October 15, 2022

By Kathy Smith
Contributing Writer

Equine therapy has been in existence since the time of the ancient Greeks. It became more popular in the 1950s and 1960s. Many equine therapy organizations were established in the United States. Locally, our area is fortunate enough to have Horse Power serving the needs of kids between the ages of 6 and 18 with behavioral problems. These kids live in residential treatment centers. They receive all kinds of therapies at these centers.

In 2001, Torey Geiger and her husband Mike adopted a baby who had shaken baby syndrome. There were no behavioral health programs at the time that could assist the Geiger’s.

The Geiger’s have a special strength that helped them work tirelessly to create an organization that could not only help them with their baby but others who were experiencing the difficult task of raising a child who was behaviorally challenged.

Tory applied for grants and began the process of getting Horse Power off of the ground. In the beginning, Tory had a small herd of donkeys that her clients worked with. Eventually, she was able to move the program to larger stables.

On their website the organization defines exactly what they do, it is the following:

“The Horse Power Experimental Learning Program offers relational experiences to at-risk youth by developing life- coping skills in an equine facilitated ranch environment.”

In visiting with my friend Shannon Gammon, who is the director of Horse Power, I found out how the program helps kids. There are four classes with five students each. By working with horses, kids learn how to develop a relationship with a horse. They also learn to groom and how treat the horse. They are also responsible for cleaning the horses’ hooves. The relationship the kids develop with their horses helps in the healing process. Kids learn how to trust again through this therapy.

Horses are very feeling intuitive animals. They provide emotional support to kids who are in difficult situations.

Gammon invited me to attend one of the classes which are held at Rising Star Ranch. I saw for myself how the kids bonded with a horse. I noticed how the kids relaxed as they began learning about their horses. The horses responded to the kids as well. It was as if they knew the pain that some of these kids have been through in their young lives. The beautiful eyes of the horses looked at the kids as if to say, “I am here for you.” It was a beautiful experience.

Professional staff from the residential housing facilities the kids live in also attend the classes. Janna Cochran, who is a music therapist, was just a delight to meet. I commend the staff for wanting to help the kids.
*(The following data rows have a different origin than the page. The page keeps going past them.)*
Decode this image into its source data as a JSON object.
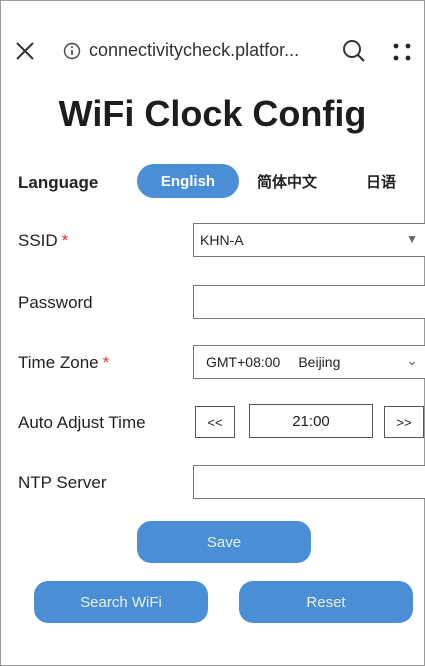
{
  "browser": {
    "url": "connectivitycheck.platfor...",
    "icons": [
      "close-icon",
      "info-icon",
      "search-icon",
      "more-icon"
    ]
  },
  "page": {
    "title": "WiFi Clock Config"
  },
  "language": {
    "label": "Language",
    "options": [
      "English",
      "简体中文",
      "日语"
    ],
    "selected": "English"
  },
  "form": {
    "ssid": {
      "label": "SSID",
      "required": "*",
      "value": "KHN-A"
    },
    "password": {
      "label": "Password",
      "value": ""
    },
    "timezone": {
      "label": "Time Zone",
      "required": "*",
      "offset": "GMT+08:00",
      "city": "Beijing"
    },
    "auto_adjust": {
      "label": "Auto Adjust Time",
      "prev": "<<",
      "time": "21:00",
      "next": ">>"
    },
    "ntp": {
      "label": "NTP Server",
      "value": ""
    }
  },
  "actions": {
    "save": "Save",
    "search_wifi": "Search WiFi",
    "reset": "Reset"
  },
  "colors": {
    "accent": "#4a8fd6",
    "required": "#dd3333"
  }
}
These kids have all been traumatized in some way. Thanks to Gammon, the volunteers and especially Tory Geiger there is hope for these kids,

Horse Power is a non-profit 501(c) 3. For more information about Horse Power you can go to www.horsepowerkids.org or like them on Facebook @horsepowerkids.